“I am striving to be like Yuna Kim and Ashley Wagner,” stated Kato. “I want to express my feelings in my programs like they do. My goal is to be like them.”

The Osaka native particularly admired the ability of the retired two-time Olympic medalist Kim.

“She was good at jumps and jumped high,” noted Kato. “She was able to skate without showing pressure.”

Kato got an early start in skating, first taking the ice at the age of 2 years and 8 months at the suggestion of a family member.

“My aunt (Yukari Kato) was a skating coach and she encouraged me,” recalled Kato, who is now coached by both Liu and her aunt.

Kato, who finished third at the Junior GP in Slovakia last season, says her experience in another sport has helped her path as a skater.

“I trained as a gymnast when I was younger and that has been beneficial for increasing the height on my jumps through the years,” Kato commented.

Kato’s diminutive stature (she stands just 152 cm) would not normally be seen as an asset for jumps, but she credits Liu for making her even better in this area.

“He told me that I have to jump higher, because my jumps were looking like spins,” she recalled. “He has made my jumps higher.”

Liu was born in China, but moved to Australia when he was 20. He became a citizen two years later and went on to be a seven-time Australian champion. He competed in singles in two Olympics (Nagano — 1998, Salt Lake City — 2002) for his adopted country.

Liu coached Tatsuki Machida last season when he took the silver medal at the world championships.
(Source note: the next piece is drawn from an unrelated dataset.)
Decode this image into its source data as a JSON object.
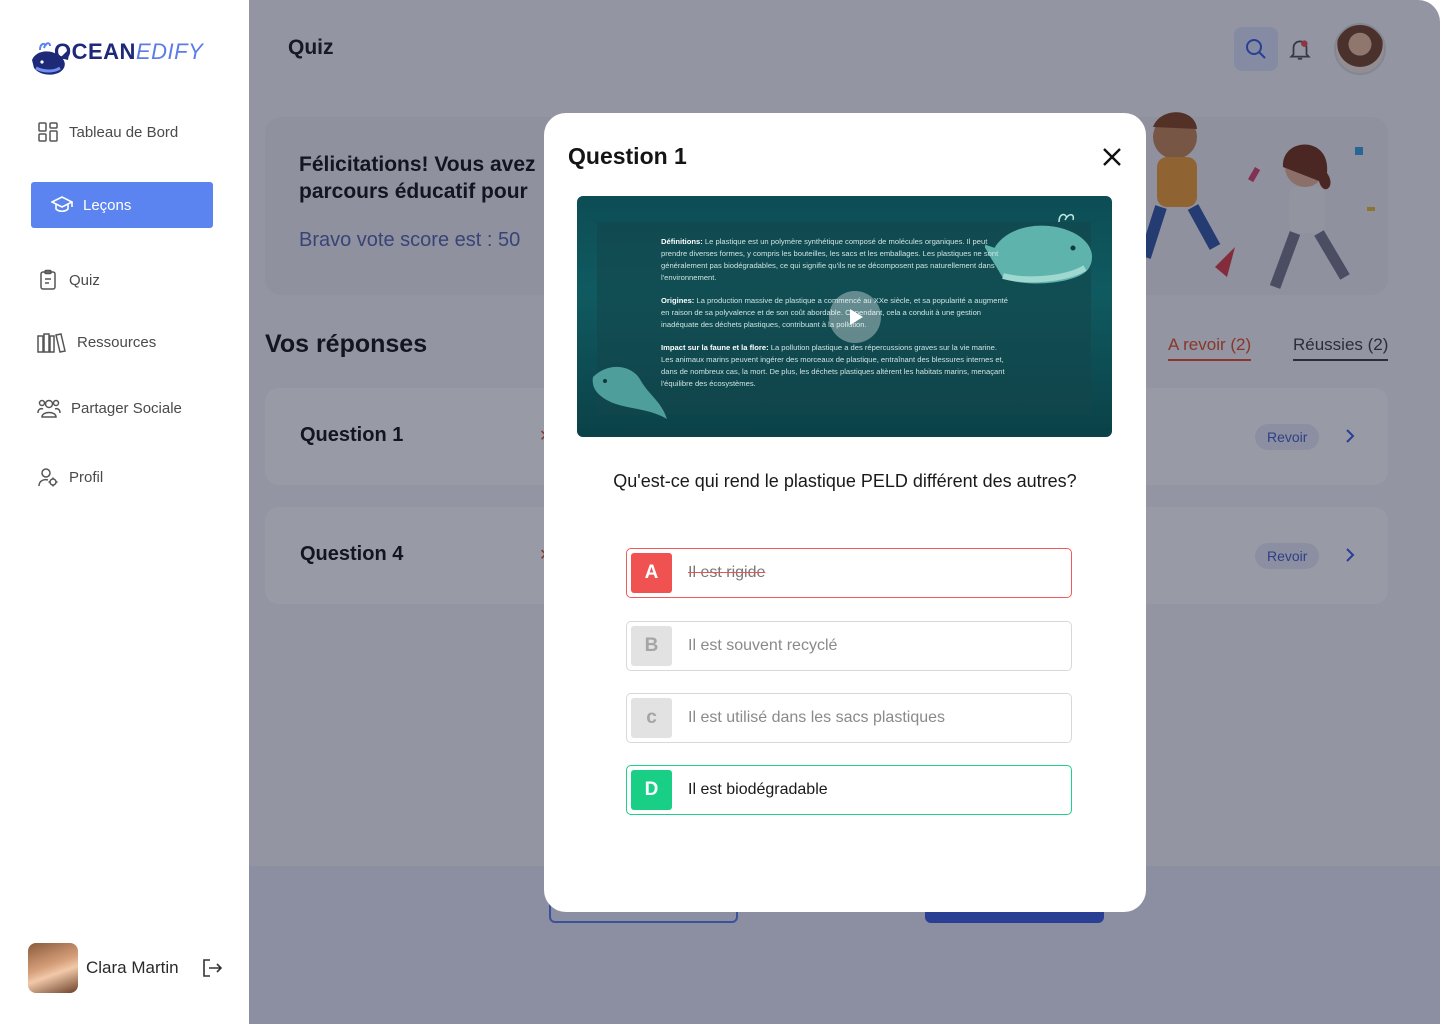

After two years in the States, Kato says she has made inroads on learning a second language.

“I’m not usually a talkative person,” she said. “But I can communicate well with my coach in English.”

Kato, who was second in the Japan Junior Championships two seasons ago, has continued her studies at Nagaodani High School via correspondence while living in the U.S.

Before she began training under Liu, Kato worked with Mie Hamada, who currently coaches Satoko Miyahara.

“Hamada-san was good at teaching jumps,” remembered Kato. “She taught me to first work on jumping without turns. This is why every time I get on the ice I first jump five times without turning.”

Confidence game: While Hanyu struggled during the NHK Trophy, it appears that he is almost fully recovered from the injuries suffered during his collision with Yan Han at the Cup of China. But it seemed as if his confidence may be lacking when it came to his quadruple jumps.

He was unable to land a quad in either the short program or free skate, and one has to wonder if deep down he still may be a bit rattled by what happened in Shanghai and was concerned about hurting himself again. When you are attempting a four-rotation jump, you can’t be worried about what happens if you don’t make it.

With two more weeks of training ahead of the GP Final in Barcelona, Spain, hopefully the additional practice will allow Hanyu to return to his previous form and allay any lingering concerns associated with the accident last month.

Just missed out: Though it was disappointing that no Japanese women qualified for the senior GP Final, the fact that Rika Hongo, Miyahara and Murakami are the three alternates is still encouraging. One or more of them could still get in if another competitor pulls out before the event for some reason.

As it stands now, three of the 12 skaters in the senior GP Final will be Japanese — Tatsuki Machida, Takahito Mura and Hanyu.

Daisuke Murakami, who won the NHK Trophy, received just one GP assignment. He could have had the chance to join his compatriots in Spain if he had been given a second opportunity.